Professor Gu Minkang

“Certain values and principles are shared by Chinese law and Hong Kong law,” she notes, however, “while different approaches may be taken to address similar socio-economic problems”.

Zhao, too, sees Chinese business law evolving to reflect new needs and conditions. “Almost all subjects and components of Chinese business law are developing to accommodate the changing needs of the society. One very important reform in Chinese civil law is the promulgation and implementation of the General Rules of Civil Law in 2017.”

The reasons for joining the LLM CLB programme, she says, vary according to applicants’ career aspirations and level of experience.

Professionals may be looking to enhance their skills by familiarising themselves with Chinese business law. Fresh graduates from bachelor of laws programmes may want to develop their knowledge, skills and capabilities in this field before taking their first career steps. This course is also a common path for lawyers and others seeking to burnish their professional qualifications.

“Our LLM students come from diverse backgrounds,” Zhao explains. “Most of them have a first degree in law. Others are holders of professional qualifications, such as CFA and CPA, with substantial experience in law-related work.”

Others, she says, are fresh graduates, with excellent academic records, from prestigious universities in Hong Kong, the mainland and overseas. Yet, more have work experience in commerce, accountancy, social work and public administration.

“Under the LLM Chinese Business Law, we offer four compulsory courses: legal system and methods in China, Chinese civil law, Chinese contract law and Chinese company law,” Zhao explains. “In addition, we offer a range of elective courses including Chinese intellectual property law, Chinese environmental law, Chinese tax law, and Chinese financial law.”

Classes incorporate a mix of lectures, seminars, tutorials, presentations and class discussions.

To accommodate the work commitments of students, the LLM CLB programme can be pursued in full-time or part-time mode.
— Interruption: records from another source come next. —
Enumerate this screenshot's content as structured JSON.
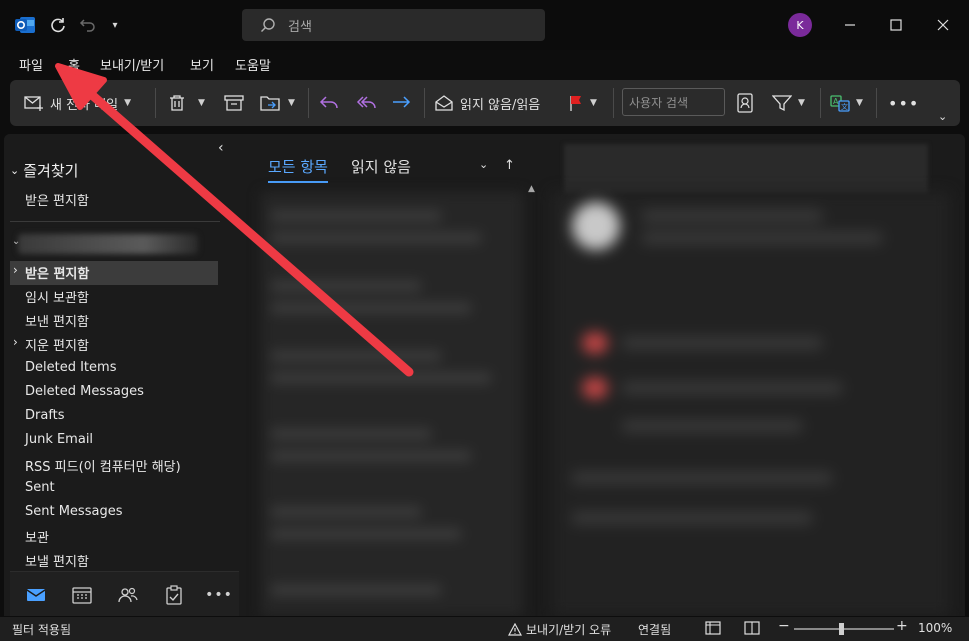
{
  "titlebar": {
    "search_placeholder": "검색",
    "avatar_initial": "K"
  },
  "menu": {
    "items": [
      "파일",
      "홈",
      "보내기/받기",
      "보기",
      "도움말"
    ],
    "active": "홈"
  },
  "ribbon": {
    "new_mail": "새 전자 메일",
    "read_unread": "읽지 않음/읽음",
    "user_search_placeholder": "사용자 검색"
  },
  "folders": {
    "favorites_header": "즐겨찾기",
    "favorites": [
      "받은 편지함"
    ],
    "items": [
      {
        "label": "받은 편지함",
        "selected": true,
        "expandable": true
      },
      {
        "label": "임시 보관함"
      },
      {
        "label": "보낸 편지함"
      },
      {
        "label": "지운 편지함",
        "expandable": true
      },
      {
        "label": "Deleted Items"
      },
      {
        "label": "Deleted Messages"
      },
      {
        "label": "Drafts"
      },
      {
        "label": "Junk Email"
      },
      {
        "label": "RSS 피드(이 컴퓨터만 해당)"
      },
      {
        "label": "Sent"
      },
      {
        "label": "Sent Messages"
      },
      {
        "label": "보관"
      },
      {
        "label": "보낼 편지함"
      }
    ]
  },
  "message_list": {
    "tab_all": "모든 항목",
    "tab_unread": "읽지 않음"
  },
  "status": {
    "filter": "필터 적용됨",
    "sendrecv_error": "보내기/받기 오류",
    "connected": "연결됨",
    "zoom": "100%"
  },
  "colors": {
    "accent": "#4aa0ff",
    "avatar": "#7a2a9a",
    "flag": "#e02020",
    "annotation_arrow": "#ee3a44"
  }
}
Classes are held during the day and in the evening on weekdays, and during the day on Saturdays, and take place in Central at the CUHK Graduate Law Centre in the Bank of America Tower.

The normative study period for full-time students is one year, and the maximum time allowed is two years. Part-time students are expected to complete the programme within two years, but can take up to three years.

To be recommended for graduation, students need to complete 24 units – consisting of 12 units of required courses and 12 of elective courses – and pass all the assessments with a cumulative GPA of at least 2.0. A three-unit course will usually have three teaching hours per week.

Zhao says the LLM CBL is a highly competitive programme that draws applications from across the globe. “For the 2017/18 academic year, we have admitted overseas applicants from countries such as Australia, New Zealand, Switzerland and Thailand.”

She believes its popularity can be attributed to factors connected to both the university and the programme itself.

“Our LLM CBL programme is taught in English, by first-rate faculty, and conducted within the stimulating and exciting environment of one of the world’s premier business centres,” Zhao says. “CUHK law school has a dynamic faculty from various jurisdictions with specialist knowledge and global experience.”

This story appeared in the Professional Education Guide 2018 as: law of the land